If there existed a prize for the World-Famous Composer Whom We Falsely Supposed We Knew, Gounod would win it at a canter. Take away Faust, the Funeral March for a Marionette (immortalised by Alfred Hitchcock), the Bach-derived Ave Maria, and how much Gounod have most of us heard? Singularly little. Even his Messe Solennelle and O Divine Redeemer, beloved during the early 20th century, have largely faded from general consciousness. Yet never fear, Hyperion is here, giving us not just utterly obscure Gounod pieces but an utterly obscure instrument: the pedal-piano (usually called pédalier in France and Pedalflügel in Germany), which once inspired enthusiasm in Schumann, Alkan, and Franck.

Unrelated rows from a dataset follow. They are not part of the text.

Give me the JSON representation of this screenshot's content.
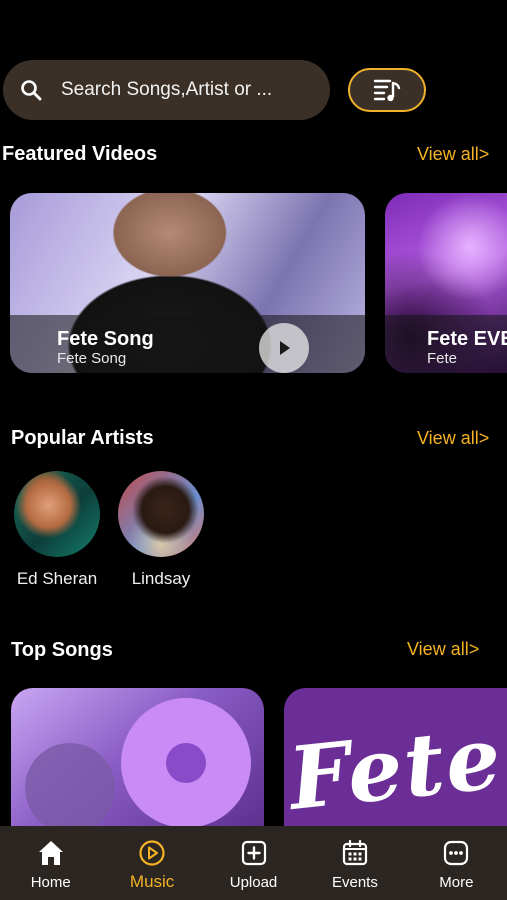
{
  "search": {
    "placeholder": "Search Songs,Artist or ..."
  },
  "featured": {
    "title": "Featured Videos",
    "view_all": "View all>",
    "videos": [
      {
        "title": "Fete Song",
        "subtitle": "Fete Song"
      },
      {
        "title": "Fete EVE",
        "subtitle": "Fete"
      }
    ]
  },
  "artists": {
    "title": "Popular Artists",
    "view_all": "View all>",
    "items": [
      {
        "name": "Ed Sheran"
      },
      {
        "name": "Lindsay"
      }
    ]
  },
  "top_songs": {
    "title": "Top Songs",
    "view_all": "View all>",
    "cards": [
      {
        "art_text": ""
      },
      {
        "art_text": "Fete"
      }
    ]
  },
  "tabbar": {
    "active": "Music",
    "accent": "#f5b323",
    "items": [
      {
        "label": "Home",
        "icon": "home-icon"
      },
      {
        "label": "Music",
        "icon": "play-circle-icon"
      },
      {
        "label": "Upload",
        "icon": "plus-square-icon"
      },
      {
        "label": "Events",
        "icon": "calendar-icon"
      },
      {
        "label": "More",
        "icon": "more-icon"
      }
    ]
  }
}
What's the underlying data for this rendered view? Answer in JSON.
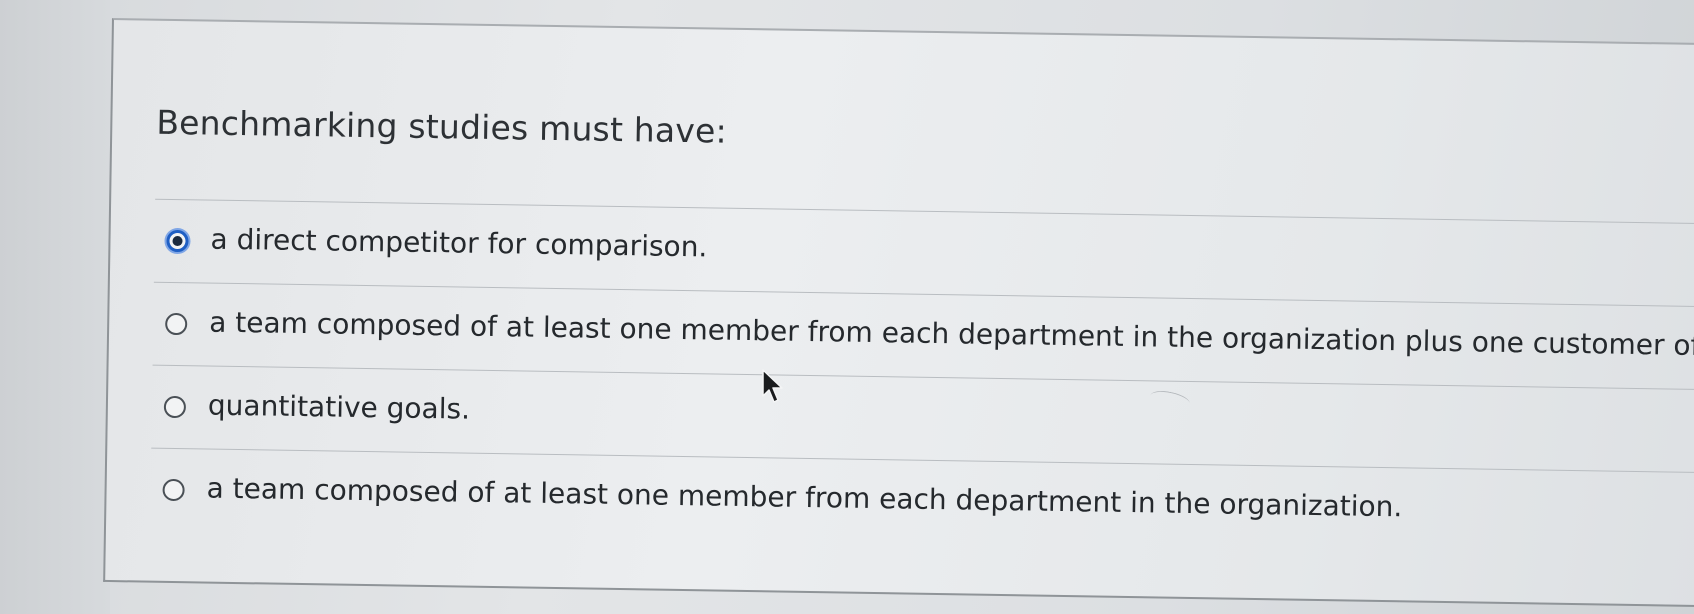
{
  "question": {
    "text": "Benchmarking studies must have:"
  },
  "options": [
    {
      "label": "a direct competitor for comparison.",
      "selected": true
    },
    {
      "label": "a team composed of at least one member from each department in the organization plus one customer of",
      "selected": false
    },
    {
      "label": "quantitative goals.",
      "selected": false
    },
    {
      "label": "a team composed of at least one member from each department in the organization.",
      "selected": false
    }
  ],
  "colors": {
    "radio_selected": "#1f5fc4",
    "text": "#25292d"
  },
  "icons": {
    "cursor": "arrow-cursor-icon"
  }
}
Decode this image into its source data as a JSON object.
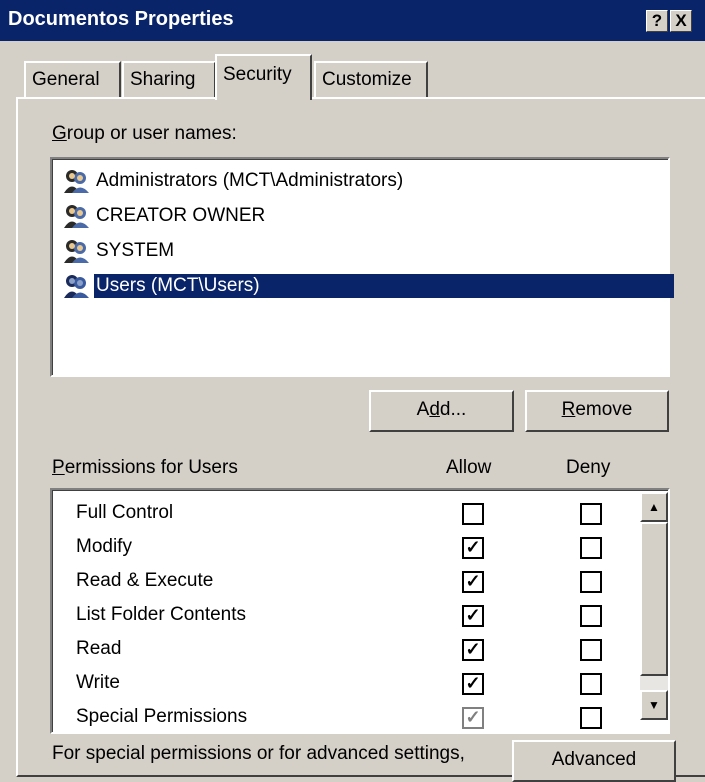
{
  "window": {
    "title": "Documentos Properties",
    "help_glyph": "?",
    "close_glyph": "X"
  },
  "tabs": [
    {
      "label": "General",
      "active": false
    },
    {
      "label": "Sharing",
      "active": false
    },
    {
      "label": "Security",
      "active": true
    },
    {
      "label": "Customize",
      "active": false
    }
  ],
  "security": {
    "group_label_mnemonic": "G",
    "group_label_rest": "roup or user names:",
    "users": [
      {
        "name": "Administrators (MCT\\Administrators)",
        "selected": false,
        "icon": "users-group-icon"
      },
      {
        "name": "CREATOR OWNER",
        "selected": false,
        "icon": "users-group-icon"
      },
      {
        "name": "SYSTEM",
        "selected": false,
        "icon": "users-group-icon"
      },
      {
        "name": "Users (MCT\\Users)",
        "selected": true,
        "icon": "users-group-icon"
      }
    ],
    "add_button": {
      "pre": "A",
      "mnemonic": "d",
      "post": "d..."
    },
    "remove_button": {
      "pre": "",
      "mnemonic": "R",
      "post": "emove"
    },
    "permissions_label_mnemonic": "P",
    "permissions_label_rest": "ermissions for Users",
    "allow_header": "Allow",
    "deny_header": "Deny",
    "permissions": [
      {
        "name": "Full Control",
        "allow": false,
        "deny": false,
        "allow_glyph": "",
        "deny_glyph": ""
      },
      {
        "name": "Modify",
        "allow": true,
        "deny": false,
        "allow_glyph": "✓",
        "deny_glyph": ""
      },
      {
        "name": "Read & Execute",
        "allow": true,
        "deny": false,
        "allow_glyph": "✓",
        "deny_glyph": ""
      },
      {
        "name": "List Folder Contents",
        "allow": true,
        "deny": false,
        "allow_glyph": "✓",
        "deny_glyph": ""
      },
      {
        "name": "Read",
        "allow": true,
        "deny": false,
        "allow_glyph": "✓",
        "deny_glyph": ""
      },
      {
        "name": "Write",
        "allow": true,
        "deny": false,
        "allow_glyph": "✓",
        "deny_glyph": ""
      },
      {
        "name": "Special Permissions",
        "allow": true,
        "deny": false,
        "allow_glyph": "✓",
        "deny_glyph": ""
      }
    ],
    "scroll_up_glyph": "▲",
    "scroll_down_glyph": "▼",
    "advanced_text": "For special permissions or for advanced settings,",
    "advanced_button": "Advanced"
  },
  "colors": {
    "titlebar": "#0a246a",
    "face": "#d4d0c8",
    "selection": "#0a246a"
  }
}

Equipped with an organ-style pedal-board as well as standard piano keys, the pédalier emerged recently on an Olivier Latry disc where the tinny, clattering, bar-room sound largely defeated this reviewer. Hyperion’s pédalier has a much more attractive tone, and incorporates two Steinway grand pianos – the annotations explain the Rube-Goldberg-like procedures involved – to produce handsome results. Compared with a conventional piano, the timbre remains on the dry side. Nevertheless the outcome proves unfailingly musical, which chez Latry it assuredly was not.
No-one would credit this repertoire with consistent brow-furrowing profundity, and Roberto Prosseda often had to work from manuscript sources (which came from Gérard Condé, the world’s leading Gounod scholar, who furnishes the accompanying booklet’s musical exegeses.) As Beecham discerned, lightweight music like this is damnably hard to get right; but Prosseda, Howard Shelley, and the Italian-Swiss orchestra all manage it. And like all fine entertainers, Gounod can sometimes catch you unawares by his depth, as with the Concerto’s curiously menacing slow movement. Recording quality and packaging are well up to Hyperion’s usual standards. Give this CD a try.